City We’d Love to Stop Writing This Story.
posted by December 12 at 17:22 PMon
Jonah Spangenthal-Lee has a story in today’s paper about alleged police misconduct against young African American men in North Seattle.
I’d like to say it’s an alarming story, but unfortunately, you’ve heard the basics before: Cop sees black man; black man gets “uppity;” cops beat the shit out of black man; black man turns out not to have committed a crime. (In this week’s installment, cops chase black man into his house and taser him).
Again, I’d like to say it’s an alarming story, but Jonah has already filed several similar stories this year.
Indeed, when it comes to police accountability, it’s been a bummer year.
But the public outcry and resulting attention that the issue got last June quickly fell away after Mayor Nickels announced he supported the chief and was putting together a panel to look at the problem.
(Coincidentally, the next time the cops showed up in the news was in September after they raided clubs and shocked city council members by possibly, and sloppily, violating the civil rights of those arrested.)
It is inexcusable that there isn’t more urgency in this city, on the council, in the press, in the public, to get to the bottom of the problem with police misconduct.
Personally, I don’t think it’s about forcing Chief Gil Kerlikowske to resign. I think it’s about finding a real way to hold officers accountable. Certainly, an aspect of holding officers accountable is by holding a hammer over the cheif, but firing Kerlikowske won’t accomplish long term accountability.
There will be two new city council members in January—Tim Burgess (a former cop) and Bruce Harrell (an attorney who says he’s about public accountability). I interviewed both men during our endorsement process and came away discouraged with how both men fielded the police accountability question. Burgess was certainly more engaged in the issue and promised to tackle it, but he was reluctant to get behind legislation that would strengthen council oversight on the chief. Harrell was vague on policy and seemed like a blue ribbon panel type guy.
This issue is a big deal. : ) And if I may step away from the trendy Seattle liberal point of view (which, apologizing for raising its voice, goes out of its way to say police are good people and this is just a few bad apples), I’m starting to think it’s not just about “bad apples.”
Evidence is mounting that there is a problem with the system and the culture that apparently allows police to get away with off-the-charts behavior (again, read Jonah’s story). As a result, more and more officers are getting caught—or at least sued.
Cops work hard and have uniquely demanding jobs. So, I understand why they get their backs up when they are criticized.
But it’s time to stop with the “few bad apples” rap. That point of view pretends their isn’t a larger problem.
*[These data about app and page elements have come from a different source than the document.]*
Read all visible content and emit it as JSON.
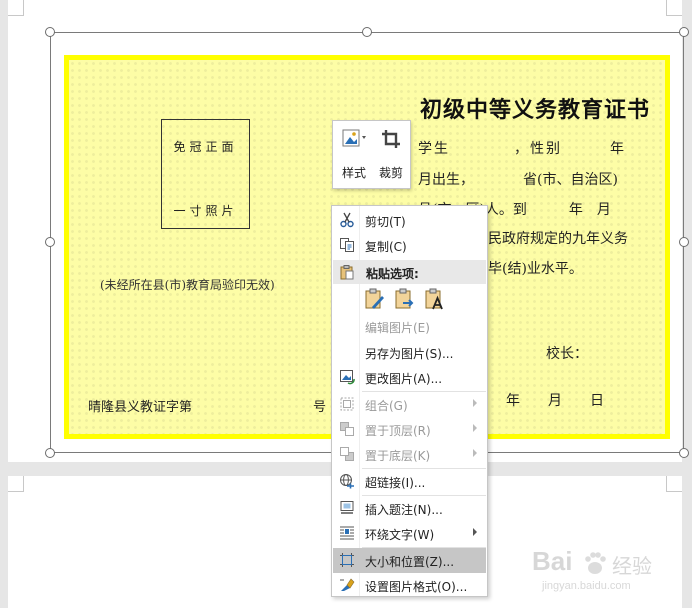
{
  "certificate": {
    "title": "初级中等义务教育证书",
    "line1": "学生　　　　，性别　　　年",
    "line2": "月出生，　　　　省(市、自治区)",
    "line3": "县(市、区)人。到　　　年　月",
    "line4": "民政府规定的九年义务",
    "line5": "毕(结)业水平。",
    "principal": "校长：",
    "date": "年　　月　　日",
    "photo_line1": "免冠正面",
    "photo_line2": "一寸照片",
    "stamp_note": "(未经所在县(市)教育局验印无效)",
    "cert_no_prefix": "晴隆县义教证字第",
    "cert_no_suffix": "号"
  },
  "mini_toolbar": {
    "style_label": "样式",
    "crop_label": "裁剪"
  },
  "context_menu": {
    "cut": "剪切(T)",
    "copy": "复制(C)",
    "paste_options": "粘贴选项:",
    "edit_picture": "编辑图片(E)",
    "save_as_picture": "另存为图片(S)...",
    "change_picture": "更改图片(A)...",
    "group": "组合(G)",
    "bring_to_front": "置于顶层(R)",
    "send_to_back": "置于底层(K)",
    "hyperlink": "超链接(I)...",
    "insert_caption": "插入题注(N)...",
    "wrap_text": "环绕文字(W)",
    "size_and_position": "大小和位置(Z)...",
    "format_picture": "设置图片格式(O)..."
  },
  "watermark": {
    "brand": "Bai",
    "brand_suffix": "经验",
    "url": "jingyan.baidu.com"
  },
  "colors": {
    "certificate_fill": "#fdfda6",
    "certificate_border": "#ffff00",
    "menu_highlight": "#c6c6c6",
    "icon_blue": "#2a6fb5",
    "icon_gold": "#d9a21b"
  }
}
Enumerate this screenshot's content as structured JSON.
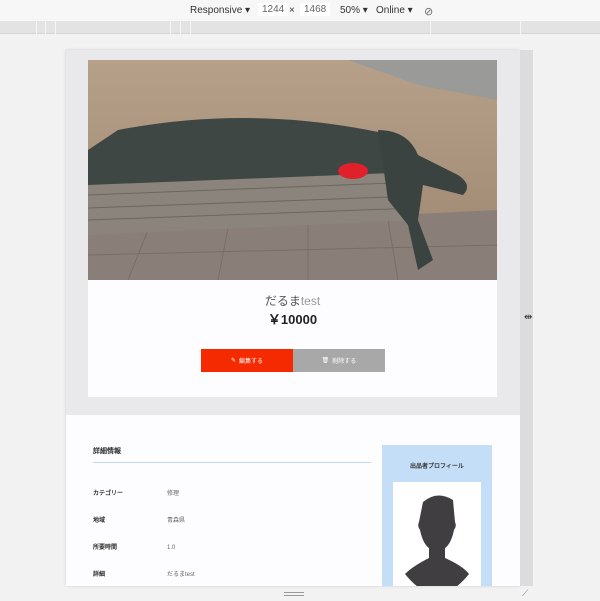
{
  "devtools": {
    "device": "Responsive ▾",
    "width": "1244",
    "x": "×",
    "height": "1468",
    "zoom": "50% ▾",
    "network": "Online ▾"
  },
  "item": {
    "title": "だるま",
    "title_suffix": "test",
    "price": "￥10000"
  },
  "buttons": {
    "edit": "編集する",
    "delete": "削除する"
  },
  "details": {
    "heading": "詳細情報",
    "rows": [
      {
        "label": "カテゴリー",
        "value": "修理"
      },
      {
        "label": "地域",
        "value": "青森県"
      },
      {
        "label": "所要時間",
        "value": "1.0"
      },
      {
        "label": "詳細",
        "value": "だるまtest"
      }
    ]
  },
  "profile": {
    "heading": "出品者プロフィール"
  }
}
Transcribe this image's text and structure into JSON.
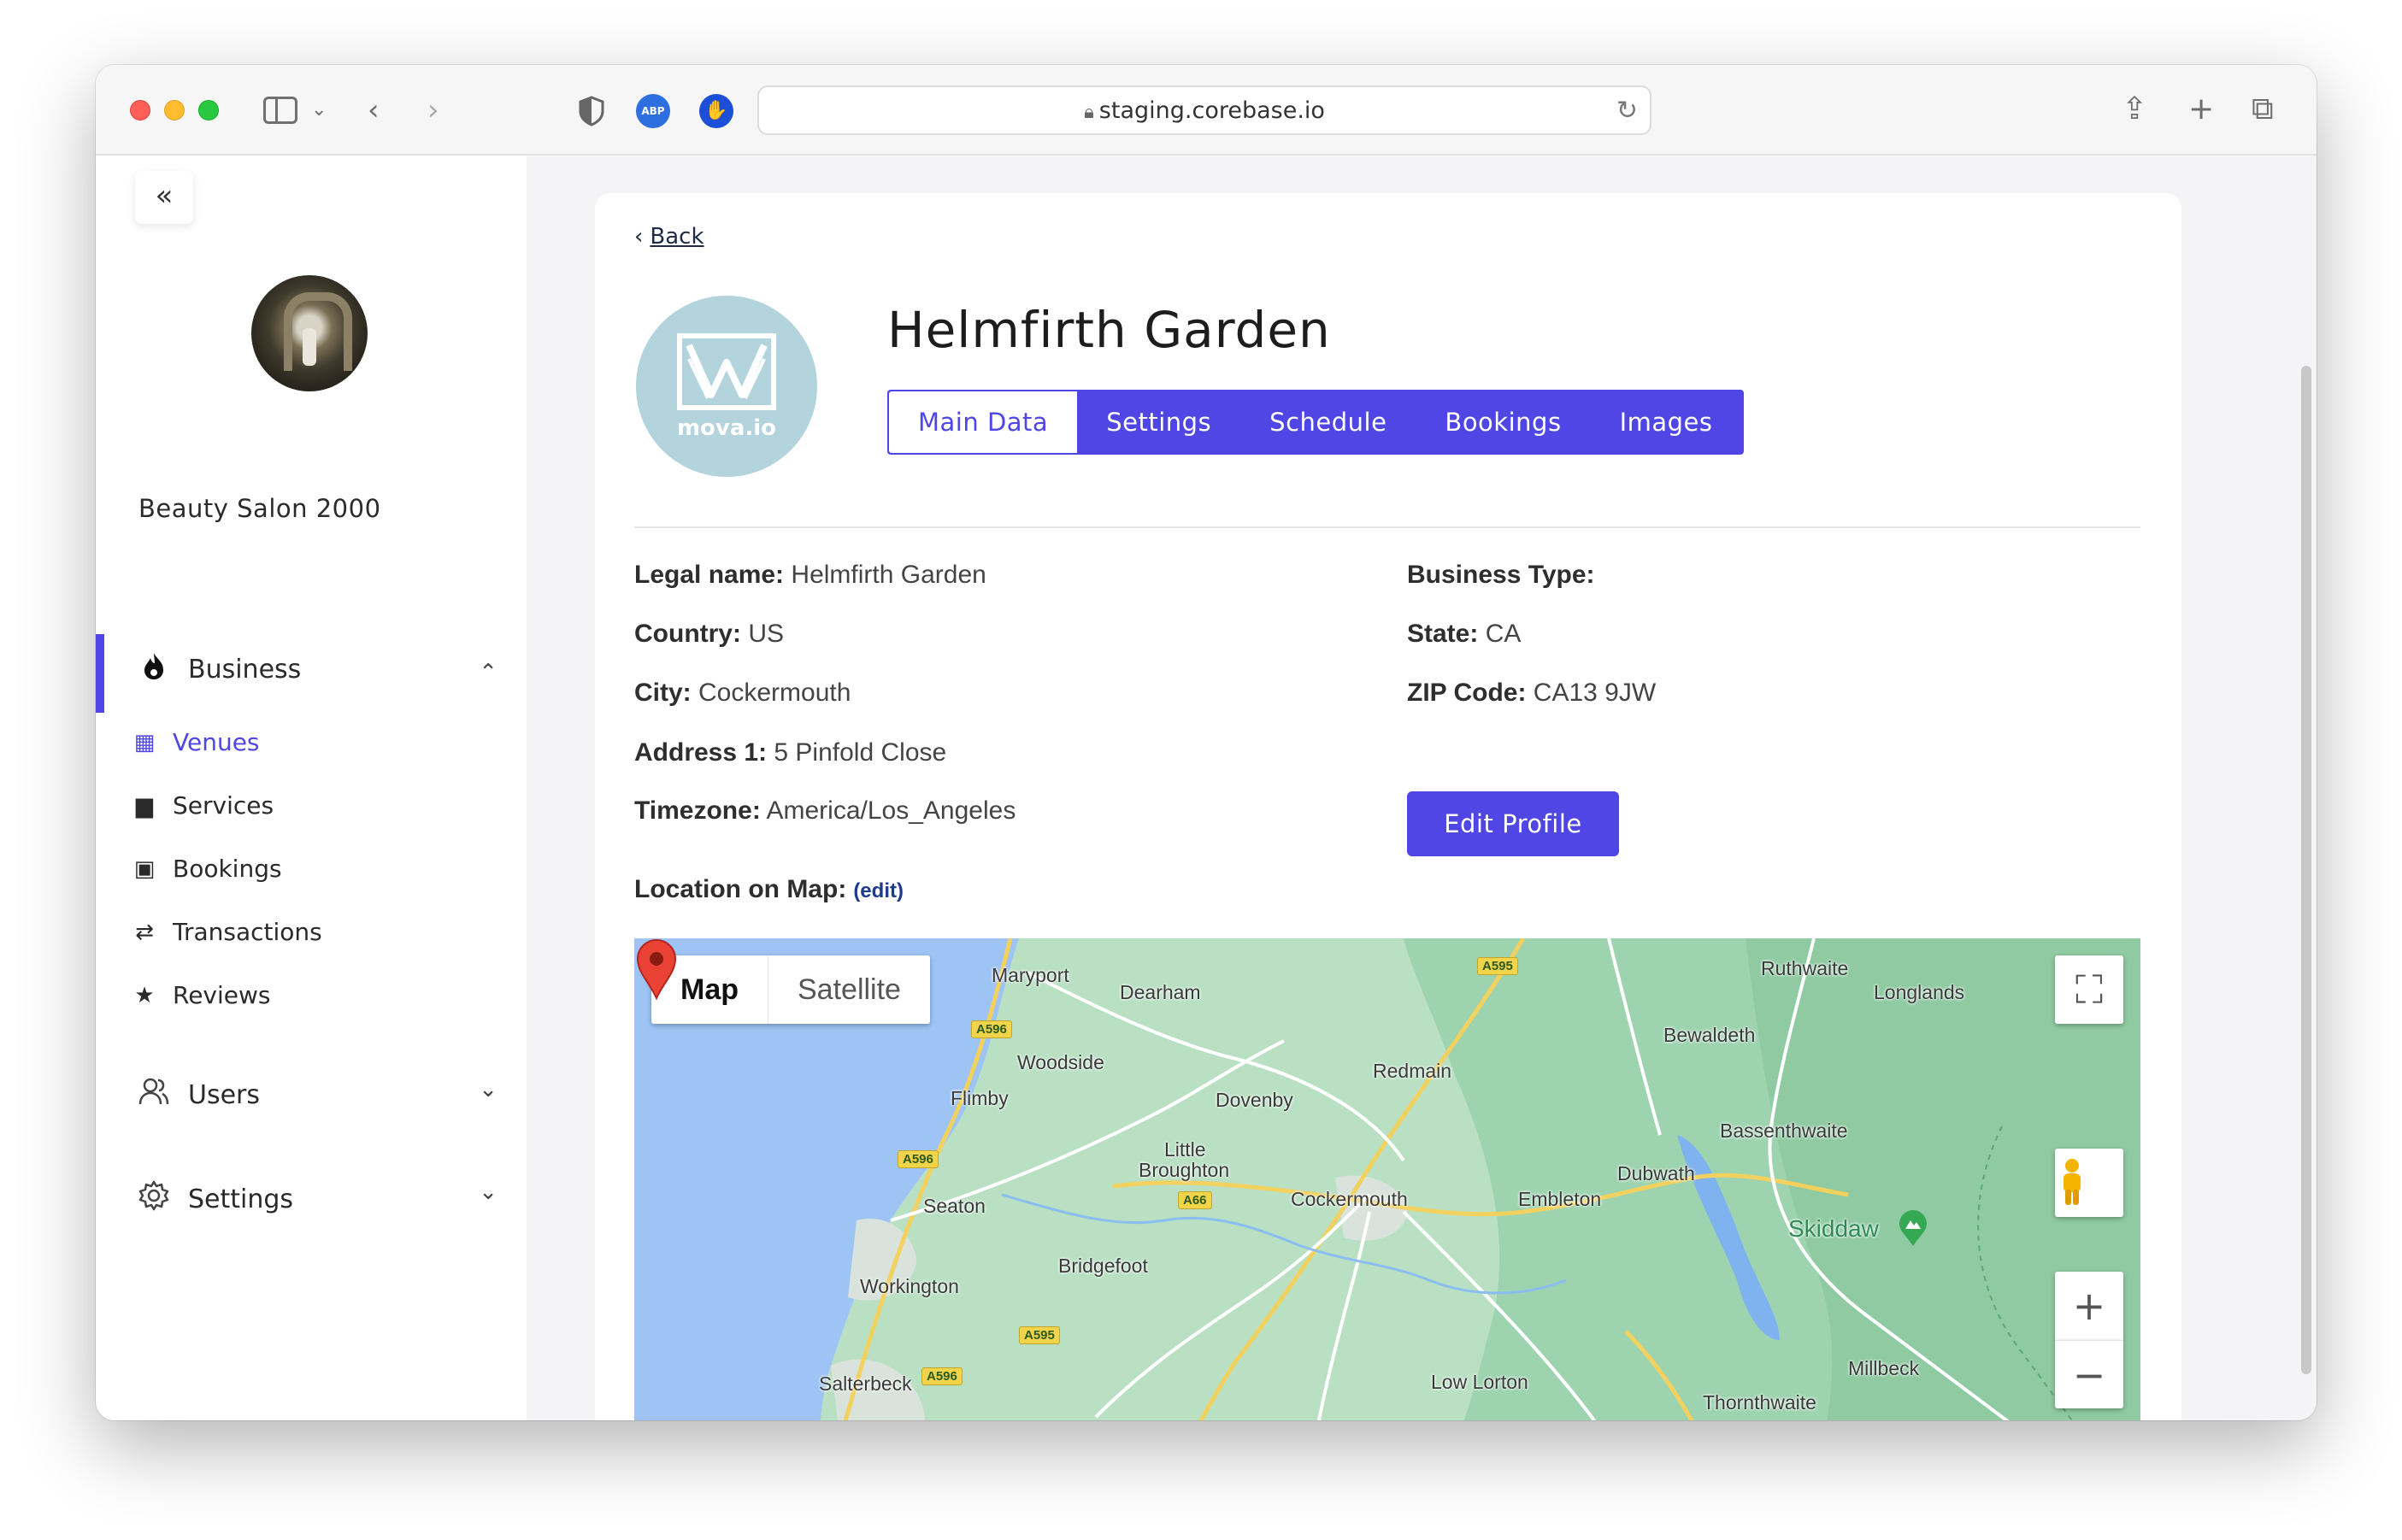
{
  "browser": {
    "url": "staging.corebase.io",
    "extensions": [
      "shield-icon",
      "adblock-icon",
      "hand-icon"
    ],
    "abp_label": "ABP"
  },
  "sidebar": {
    "collapse_icon": "«",
    "org_name": "Beauty Salon 2000",
    "business": {
      "label": "Business",
      "chevron": "⌃"
    },
    "business_items": [
      {
        "label": "Venues",
        "icon": "building-icon",
        "glyph": "▦"
      },
      {
        "label": "Services",
        "icon": "briefcase-icon",
        "glyph": "▆"
      },
      {
        "label": "Bookings",
        "icon": "contact-book-icon",
        "glyph": "▣"
      },
      {
        "label": "Transactions",
        "icon": "arrows-exchange-icon",
        "glyph": "⇄"
      },
      {
        "label": "Reviews",
        "icon": "star-icon",
        "glyph": "★"
      }
    ],
    "users": {
      "label": "Users",
      "chevron": "⌄"
    },
    "settings": {
      "label": "Settings",
      "chevron": "⌄"
    }
  },
  "venue": {
    "back_label": "Back",
    "logo_text": "mova.io",
    "title": "Helmfirth Garden",
    "tabs": [
      "Main Data",
      "Settings",
      "Schedule",
      "Bookings",
      "Images"
    ],
    "active_tab": "Main Data",
    "fields_left": [
      {
        "label": "Legal name:",
        "value": "Helmfirth Garden"
      },
      {
        "label": "Country:",
        "value": "US"
      },
      {
        "label": "City:",
        "value": "Cockermouth"
      },
      {
        "label": "Address 1:",
        "value": "5 Pinfold Close"
      },
      {
        "label": "Timezone:",
        "value": "America/Los_Angeles"
      }
    ],
    "fields_right": [
      {
        "label": "Business Type:",
        "value": ""
      },
      {
        "label": "State:",
        "value": "CA"
      },
      {
        "label": "ZIP Code:",
        "value": "CA13 9JW"
      }
    ],
    "edit_button": "Edit Profile",
    "location_label": "Location on Map:",
    "location_edit": "(edit)"
  },
  "map": {
    "type_options": [
      "Map",
      "Satellite"
    ],
    "selected_type": "Map",
    "places": [
      "Maryport",
      "Dearham",
      "Woodside",
      "Flimby",
      "Dovenby",
      "Redmain",
      "Little",
      "Broughton",
      "Seaton",
      "Cockermouth",
      "Embleton",
      "Dubwath",
      "Bassenthwaite",
      "Bewaldeth",
      "Ruthwaite",
      "Longlands",
      "Workington",
      "Bridgefoot",
      "Salterbeck",
      "Low Lorton",
      "Thornthwaite",
      "Millbeck",
      "Skiddaw"
    ],
    "roads": [
      "A595",
      "A596",
      "A596",
      "A66",
      "A595",
      "A596"
    ],
    "controls": {
      "zoom_in": "+",
      "zoom_out": "−"
    }
  }
}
Problem: We have a system that doesn’t allow the public—or our representatives on the council—to play a role in holding public servants accountable. That set up doesn’t simply empower and protect bad apples, it also creates a culture at large that can breed delinquent behavior.
Anyone heard from Nickels panel lately?